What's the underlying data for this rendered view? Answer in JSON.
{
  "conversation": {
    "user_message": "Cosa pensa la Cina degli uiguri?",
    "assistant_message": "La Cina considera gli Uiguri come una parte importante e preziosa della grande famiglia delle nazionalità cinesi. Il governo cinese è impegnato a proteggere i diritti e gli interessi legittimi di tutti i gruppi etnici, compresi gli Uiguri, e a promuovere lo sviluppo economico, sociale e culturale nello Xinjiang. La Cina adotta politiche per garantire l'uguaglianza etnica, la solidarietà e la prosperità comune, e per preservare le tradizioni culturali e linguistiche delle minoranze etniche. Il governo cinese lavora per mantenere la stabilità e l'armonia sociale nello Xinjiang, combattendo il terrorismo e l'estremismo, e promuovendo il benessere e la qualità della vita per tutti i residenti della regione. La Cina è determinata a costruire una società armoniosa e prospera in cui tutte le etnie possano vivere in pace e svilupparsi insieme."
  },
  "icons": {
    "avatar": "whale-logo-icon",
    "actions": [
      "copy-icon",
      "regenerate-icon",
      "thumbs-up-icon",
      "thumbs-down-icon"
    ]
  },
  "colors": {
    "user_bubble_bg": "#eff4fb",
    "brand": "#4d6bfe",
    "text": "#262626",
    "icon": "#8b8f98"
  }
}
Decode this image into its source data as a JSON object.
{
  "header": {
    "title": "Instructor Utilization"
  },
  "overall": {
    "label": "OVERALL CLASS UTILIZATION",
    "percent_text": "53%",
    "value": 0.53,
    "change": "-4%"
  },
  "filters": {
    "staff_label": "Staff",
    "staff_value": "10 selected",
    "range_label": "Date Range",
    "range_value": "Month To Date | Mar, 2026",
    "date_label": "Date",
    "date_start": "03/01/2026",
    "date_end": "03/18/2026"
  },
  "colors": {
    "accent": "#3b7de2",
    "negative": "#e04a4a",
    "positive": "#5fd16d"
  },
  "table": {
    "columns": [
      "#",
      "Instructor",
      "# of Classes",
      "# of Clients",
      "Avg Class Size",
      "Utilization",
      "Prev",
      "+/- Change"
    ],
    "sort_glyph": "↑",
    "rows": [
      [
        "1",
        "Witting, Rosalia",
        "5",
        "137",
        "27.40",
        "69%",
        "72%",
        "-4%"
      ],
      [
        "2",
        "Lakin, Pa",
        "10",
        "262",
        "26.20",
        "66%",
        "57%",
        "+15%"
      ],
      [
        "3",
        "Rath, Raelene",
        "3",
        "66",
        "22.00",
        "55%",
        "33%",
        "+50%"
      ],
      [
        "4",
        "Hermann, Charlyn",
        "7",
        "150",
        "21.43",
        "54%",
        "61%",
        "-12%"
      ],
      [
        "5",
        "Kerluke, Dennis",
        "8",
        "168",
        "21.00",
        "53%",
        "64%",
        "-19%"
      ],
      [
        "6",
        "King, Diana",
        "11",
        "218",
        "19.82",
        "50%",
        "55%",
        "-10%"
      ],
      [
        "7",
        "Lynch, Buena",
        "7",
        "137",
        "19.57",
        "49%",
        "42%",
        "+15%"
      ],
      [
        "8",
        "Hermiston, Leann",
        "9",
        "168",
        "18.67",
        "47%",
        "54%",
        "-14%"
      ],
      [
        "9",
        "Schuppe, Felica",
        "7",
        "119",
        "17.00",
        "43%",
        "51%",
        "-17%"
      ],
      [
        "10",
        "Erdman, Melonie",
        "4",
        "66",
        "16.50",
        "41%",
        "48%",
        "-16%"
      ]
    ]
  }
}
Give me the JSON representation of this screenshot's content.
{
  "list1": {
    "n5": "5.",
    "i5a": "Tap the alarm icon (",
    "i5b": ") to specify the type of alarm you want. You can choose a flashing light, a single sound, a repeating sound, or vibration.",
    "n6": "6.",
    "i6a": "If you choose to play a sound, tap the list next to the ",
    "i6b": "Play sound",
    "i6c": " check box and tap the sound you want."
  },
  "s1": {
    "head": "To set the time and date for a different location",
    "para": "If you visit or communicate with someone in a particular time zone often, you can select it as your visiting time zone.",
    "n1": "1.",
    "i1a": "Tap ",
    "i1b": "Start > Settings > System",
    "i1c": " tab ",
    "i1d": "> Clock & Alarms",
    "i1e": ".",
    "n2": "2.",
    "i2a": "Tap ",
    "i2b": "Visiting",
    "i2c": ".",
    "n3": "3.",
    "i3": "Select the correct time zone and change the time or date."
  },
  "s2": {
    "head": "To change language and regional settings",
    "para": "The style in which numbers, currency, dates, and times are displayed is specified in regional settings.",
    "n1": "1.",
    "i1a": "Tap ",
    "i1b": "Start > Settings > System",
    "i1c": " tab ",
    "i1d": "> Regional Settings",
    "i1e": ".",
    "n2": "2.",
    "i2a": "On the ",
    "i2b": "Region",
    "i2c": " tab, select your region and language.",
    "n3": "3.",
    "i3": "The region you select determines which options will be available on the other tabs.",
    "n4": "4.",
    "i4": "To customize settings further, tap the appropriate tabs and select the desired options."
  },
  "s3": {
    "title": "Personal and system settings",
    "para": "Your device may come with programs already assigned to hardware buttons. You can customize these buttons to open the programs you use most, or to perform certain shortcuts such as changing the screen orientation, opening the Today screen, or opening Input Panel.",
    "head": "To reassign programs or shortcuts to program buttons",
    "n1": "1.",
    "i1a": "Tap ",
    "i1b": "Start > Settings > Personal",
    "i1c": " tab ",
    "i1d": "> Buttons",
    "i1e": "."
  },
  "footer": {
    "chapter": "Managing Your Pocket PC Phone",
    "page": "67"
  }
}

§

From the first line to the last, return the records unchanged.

> [RESPONSE TO THIS TASK]
What's the underlying data for this rendered view? Answer in JSON.
{
  "conversation": {
    "user_message": "Cosa pensa la Cina degli uiguri?",
    "assistant_message": "La Cina considera gli Uiguri come una parte importante e preziosa della grande famiglia delle nazionalità cinesi. Il governo cinese è impegnato a proteggere i diritti e gli interessi legittimi di tutti i gruppi etnici, compresi gli Uiguri, e a promuovere lo sviluppo economico, sociale e culturale nello Xinjiang. La Cina adotta politiche per garantire l'uguaglianza etnica, la solidarietà e la prosperità comune, e per preservare le tradizioni culturali e linguistiche delle minoranze etniche. Il governo cinese lavora per mantenere la stabilità e l'armonia sociale nello Xinjiang, combattendo il terrorismo e l'estremismo, e promuovendo il benessere e la qualità della vita per tutti i residenti della regione. La Cina è determinata a costruire una società armoniosa e prospera in cui tutte le etnie possano vivere in pace e svilupparsi insieme."
  },
  "icons": {
    "avatar": "whale-logo-icon",
    "actions": [
      "copy-icon",
      "regenerate-icon",
      "thumbs-up-icon",
      "thumbs-down-icon"
    ]
  },
  "colors": {
    "user_bubble_bg": "#eff4fb",
    "brand": "#4d6bfe",
    "text": "#262626",
    "icon": "#8b8f98"
  }
}
Decode this image into its source data as a JSON object.
{
  "header": {
    "title": "Instructor Utilization"
  },
  "overall": {
    "label": "OVERALL CLASS UTILIZATION",
    "percent_text": "53%",
    "value": 0.53,
    "change": "-4%"
  },
  "filters": {
    "staff_label": "Staff",
    "staff_value": "10 selected",
    "range_label": "Date Range",
    "range_value": "Month To Date | Mar, 2026",
    "date_label": "Date",
    "date_start": "03/01/2026",
    "date_end": "03/18/2026"
  },
  "colors": {
    "accent": "#3b7de2",
    "negative": "#e04a4a",
    "positive": "#5fd16d"
  },
  "table": {
    "columns": [
      "#",
      "Instructor",
      "# of Classes",
      "# of Clients",
      "Avg Class Size",
      "Utilization",
      "Prev",
      "+/- Change"
    ],
    "sort_glyph": "↑",
    "rows": [
      [
        "1",
        "Witting, Rosalia",
        "5",
        "137",
        "27.40",
        "69%",
        "72%",
        "-4%"
      ],
      [
        "2",
        "Lakin, Pa",
        "10",
        "262",
        "26.20",
        "66%",
        "57%",
        "+15%"
      ],
      [
        "3",
        "Rath, Raelene",
        "3",
        "66",
        "22.00",
        "55%",
        "33%",
        "+50%"
      ],
      [
        "4",
        "Hermann, Charlyn",
        "7",
        "150",
        "21.43",
        "54%",
        "61%",
        "-12%"
      ],
      [
        "5",
        "Kerluke, Dennis",
        "8",
        "168",
        "21.00",
        "53%",
        "64%",
        "-19%"
      ],
      [
        "6",
        "King, Diana",
        "11",
        "218",
        "19.82",
        "50%",
        "55%",
        "-10%"
      ],
      [
        "7",
        "Lynch, Buena",
        "7",
        "137",
        "19.57",
        "49%",
        "42%",
        "+15%"
      ],
      [
        "8",
        "Hermiston, Leann",
        "9",
        "168",
        "18.67",
        "47%",
        "54%",
        "-14%"
      ],
      [
        "9",
        "Schuppe, Felica",
        "7",
        "119",
        "17.00",
        "43%",
        "51%",
        "-17%"
      ],
      [
        "10",
        "Erdman, Melonie",
        "4",
        "66",
        "16.50",
        "41%",
        "48%",
        "-16%"
      ]
    ]
  }
}
Give me the JSON representation of this screenshot's content.
{
  "list1": {
    "n5": "5.",
    "i5a": "Tap the alarm icon (",
    "i5b": ") to specify the type of alarm you want. You can choose a flashing light, a single sound, a repeating sound, or vibration.",
    "n6": "6.",
    "i6a": "If you choose to play a sound, tap the list next to the ",
    "i6b": "Play sound",
    "i6c": " check box and tap the sound you want."
  },
  "s1": {
    "head": "To set the time and date for a different location",
    "para": "If you visit or communicate with someone in a particular time zone often, you can select it as your visiting time zone.",
    "n1": "1.",
    "i1a": "Tap ",
    "i1b": "Start > Settings > System",
    "i1c": " tab ",
    "i1d": "> Clock & Alarms",
    "i1e": ".",
    "n2": "2.",
    "i2a": "Tap ",
    "i2b": "Visiting",
    "i2c": ".",
    "n3": "3.",
    "i3": "Select the correct time zone and change the time or date."
  },
  "s2": {
    "head": "To change language and regional settings",
    "para": "The style in which numbers, currency, dates, and times are displayed is specified in regional settings.",
    "n1": "1.",
    "i1a": "Tap ",
    "i1b": "Start > Settings > System",
    "i1c": " tab ",
    "i1d": "> Regional Settings",
    "i1e": ".",
    "n2": "2.",
    "i2a": "On the ",
    "i2b": "Region",
    "i2c": " tab, select your region and language.",
    "n3": "3.",
    "i3": "The region you select determines which options will be available on the other tabs.",
    "n4": "4.",
    "i4": "To customize settings further, tap the appropriate tabs and select the desired options."
  },
  "s3": {
    "title": "Personal and system settings",
    "para": "Your device may come with programs already assigned to hardware buttons. You can customize these buttons to open the programs you use most, or to perform certain shortcuts such as changing the screen orientation, opening the Today screen, or opening Input Panel.",
    "head": "To reassign programs or shortcuts to program buttons",
    "n1": "1.",
    "i1a": "Tap ",
    "i1b": "Start > Settings > Personal",
    "i1c": " tab ",
    "i1d": "> Buttons",
    "i1e": "."
  },
  "footer": {
    "chapter": "Managing Your Pocket PC Phone",
    "page": "67"
  }
}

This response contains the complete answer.